Could you retype all of the data below exactly as given?
[Provided data Boundary: Start]
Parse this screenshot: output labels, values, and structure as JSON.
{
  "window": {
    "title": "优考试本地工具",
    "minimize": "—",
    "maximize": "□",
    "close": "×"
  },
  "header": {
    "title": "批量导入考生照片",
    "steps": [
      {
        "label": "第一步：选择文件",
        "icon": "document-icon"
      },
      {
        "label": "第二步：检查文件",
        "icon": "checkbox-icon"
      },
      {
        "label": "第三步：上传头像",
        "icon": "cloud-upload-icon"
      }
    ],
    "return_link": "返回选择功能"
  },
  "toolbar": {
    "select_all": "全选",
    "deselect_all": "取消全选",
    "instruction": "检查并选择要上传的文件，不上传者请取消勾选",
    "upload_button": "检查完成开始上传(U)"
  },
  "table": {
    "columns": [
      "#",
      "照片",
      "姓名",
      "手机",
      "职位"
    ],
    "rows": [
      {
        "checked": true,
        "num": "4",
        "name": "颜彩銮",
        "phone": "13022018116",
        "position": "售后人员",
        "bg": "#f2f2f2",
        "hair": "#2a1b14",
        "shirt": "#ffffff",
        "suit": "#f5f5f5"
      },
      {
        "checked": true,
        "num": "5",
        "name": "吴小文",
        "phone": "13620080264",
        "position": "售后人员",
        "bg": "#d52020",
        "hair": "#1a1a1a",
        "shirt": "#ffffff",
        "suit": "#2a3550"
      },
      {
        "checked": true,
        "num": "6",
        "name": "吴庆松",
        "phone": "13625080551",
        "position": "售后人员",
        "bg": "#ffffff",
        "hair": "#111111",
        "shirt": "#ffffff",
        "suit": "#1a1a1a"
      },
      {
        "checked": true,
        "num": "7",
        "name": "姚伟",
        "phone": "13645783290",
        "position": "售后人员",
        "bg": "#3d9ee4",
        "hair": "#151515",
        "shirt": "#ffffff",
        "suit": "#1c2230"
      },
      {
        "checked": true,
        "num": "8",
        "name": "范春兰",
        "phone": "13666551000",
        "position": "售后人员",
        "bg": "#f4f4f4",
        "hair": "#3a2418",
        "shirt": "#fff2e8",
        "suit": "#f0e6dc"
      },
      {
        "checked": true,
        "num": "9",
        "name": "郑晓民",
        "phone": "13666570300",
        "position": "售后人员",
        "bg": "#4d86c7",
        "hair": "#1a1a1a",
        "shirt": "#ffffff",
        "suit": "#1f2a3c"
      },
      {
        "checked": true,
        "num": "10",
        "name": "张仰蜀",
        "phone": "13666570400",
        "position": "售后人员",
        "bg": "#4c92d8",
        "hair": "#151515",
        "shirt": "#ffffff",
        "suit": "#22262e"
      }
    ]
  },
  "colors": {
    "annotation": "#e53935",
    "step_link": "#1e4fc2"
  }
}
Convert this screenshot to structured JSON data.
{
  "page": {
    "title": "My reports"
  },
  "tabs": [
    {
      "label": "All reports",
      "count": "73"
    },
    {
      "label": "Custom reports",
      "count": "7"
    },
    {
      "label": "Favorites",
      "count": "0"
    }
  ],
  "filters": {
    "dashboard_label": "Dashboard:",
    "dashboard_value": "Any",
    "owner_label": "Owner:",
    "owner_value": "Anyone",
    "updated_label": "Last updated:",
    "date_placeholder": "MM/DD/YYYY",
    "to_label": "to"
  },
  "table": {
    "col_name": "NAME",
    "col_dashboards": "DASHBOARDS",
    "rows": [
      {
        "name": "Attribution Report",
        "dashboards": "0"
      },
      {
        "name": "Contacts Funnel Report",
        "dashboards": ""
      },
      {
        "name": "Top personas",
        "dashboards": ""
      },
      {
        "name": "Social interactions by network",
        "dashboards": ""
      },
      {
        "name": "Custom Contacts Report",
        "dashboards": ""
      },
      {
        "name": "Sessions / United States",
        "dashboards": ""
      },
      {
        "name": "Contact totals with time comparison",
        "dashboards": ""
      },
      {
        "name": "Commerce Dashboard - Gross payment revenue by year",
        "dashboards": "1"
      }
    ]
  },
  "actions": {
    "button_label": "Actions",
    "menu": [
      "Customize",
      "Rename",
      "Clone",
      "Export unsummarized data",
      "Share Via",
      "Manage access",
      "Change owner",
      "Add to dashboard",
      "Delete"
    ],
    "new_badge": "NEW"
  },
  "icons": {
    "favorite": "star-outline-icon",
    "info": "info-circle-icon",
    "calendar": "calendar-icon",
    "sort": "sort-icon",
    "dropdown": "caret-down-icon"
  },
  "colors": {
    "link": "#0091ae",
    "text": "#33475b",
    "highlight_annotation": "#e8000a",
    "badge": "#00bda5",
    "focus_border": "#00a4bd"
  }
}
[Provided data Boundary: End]
Problem solution:
Parse this screenshot: output labels, values, and structure as JSON.
{
  "window": {
    "title": "优考试本地工具",
    "minimize": "—",
    "maximize": "□",
    "close": "×"
  },
  "header": {
    "title": "批量导入考生照片",
    "steps": [
      {
        "label": "第一步：选择文件",
        "icon": "document-icon"
      },
      {
        "label": "第二步：检查文件",
        "icon": "checkbox-icon"
      },
      {
        "label": "第三步：上传头像",
        "icon": "cloud-upload-icon"
      }
    ],
    "return_link": "返回选择功能"
  },
  "toolbar": {
    "select_all": "全选",
    "deselect_all": "取消全选",
    "instruction": "检查并选择要上传的文件，不上传者请取消勾选",
    "upload_button": "检查完成开始上传(U)"
  },
  "table": {
    "columns": [
      "#",
      "照片",
      "姓名",
      "手机",
      "职位"
    ],
    "rows": [
      {
        "checked": true,
        "num": "4",
        "name": "颜彩銮",
        "phone": "13022018116",
        "position": "售后人员",
        "bg": "#f2f2f2",
        "hair": "#2a1b14",
        "shirt": "#ffffff",
        "suit": "#f5f5f5"
      },
      {
        "checked": true,
        "num": "5",
        "name": "吴小文",
        "phone": "13620080264",
        "position": "售后人员",
        "bg": "#d52020",
        "hair": "#1a1a1a",
        "shirt": "#ffffff",
        "suit": "#2a3550"
      },
      {
        "checked": true,
        "num": "6",
        "name": "吴庆松",
        "phone": "13625080551",
        "position": "售后人员",
        "bg": "#ffffff",
        "hair": "#111111",
        "shirt": "#ffffff",
        "suit": "#1a1a1a"
      },
      {
        "checked": true,
        "num": "7",
        "name": "姚伟",
        "phone": "13645783290",
        "position": "售后人员",
        "bg": "#3d9ee4",
        "hair": "#151515",
        "shirt": "#ffffff",
        "suit": "#1c2230"
      },
      {
        "checked": true,
        "num": "8",
        "name": "范春兰",
        "phone": "13666551000",
        "position": "售后人员",
        "bg": "#f4f4f4",
        "hair": "#3a2418",
        "shirt": "#fff2e8",
        "suit": "#f0e6dc"
      },
      {
        "checked": true,
        "num": "9",
        "name": "郑晓民",
        "phone": "13666570300",
        "position": "售后人员",
        "bg": "#4d86c7",
        "hair": "#1a1a1a",
        "shirt": "#ffffff",
        "suit": "#1f2a3c"
      },
      {
        "checked": true,
        "num": "10",
        "name": "张仰蜀",
        "phone": "13666570400",
        "position": "售后人员",
        "bg": "#4c92d8",
        "hair": "#151515",
        "shirt": "#ffffff",
        "suit": "#22262e"
      }
    ]
  },
  "colors": {
    "annotation": "#e53935",
    "step_link": "#1e4fc2"
  }
}
Convert this screenshot to structured JSON data.
{
  "page": {
    "title": "My reports"
  },
  "tabs": [
    {
      "label": "All reports",
      "count": "73"
    },
    {
      "label": "Custom reports",
      "count": "7"
    },
    {
      "label": "Favorites",
      "count": "0"
    }
  ],
  "filters": {
    "dashboard_label": "Dashboard:",
    "dashboard_value": "Any",
    "owner_label": "Owner:",
    "owner_value": "Anyone",
    "updated_label": "Last updated:",
    "date_placeholder": "MM/DD/YYYY",
    "to_label": "to"
  },
  "table": {
    "col_name": "NAME",
    "col_dashboards": "DASHBOARDS",
    "rows": [
      {
        "name": "Attribution Report",
        "dashboards": "0"
      },
      {
        "name": "Contacts Funnel Report",
        "dashboards": ""
      },
      {
        "name": "Top personas",
        "dashboards": ""
      },
      {
        "name": "Social interactions by network",
        "dashboards": ""
      },
      {
        "name": "Custom Contacts Report",
        "dashboards": ""
      },
      {
        "name": "Sessions / United States",
        "dashboards": ""
      },
      {
        "name": "Contact totals with time comparison",
        "dashboards": ""
      },
      {
        "name": "Commerce Dashboard - Gross payment revenue by year",
        "dashboards": "1"
      }
    ]
  },
  "actions": {
    "button_label": "Actions",
    "menu": [
      "Customize",
      "Rename",
      "Clone",
      "Export unsummarized data",
      "Share Via",
      "Manage access",
      "Change owner",
      "Add to dashboard",
      "Delete"
    ],
    "new_badge": "NEW"
  },
  "icons": {
    "favorite": "star-outline-icon",
    "info": "info-circle-icon",
    "calendar": "calendar-icon",
    "sort": "sort-icon",
    "dropdown": "caret-down-icon"
  },
  "colors": {
    "link": "#0091ae",
    "text": "#33475b",
    "highlight_annotation": "#e8000a",
    "badge": "#00bda5",
    "focus_border": "#00a4bd"
  }
}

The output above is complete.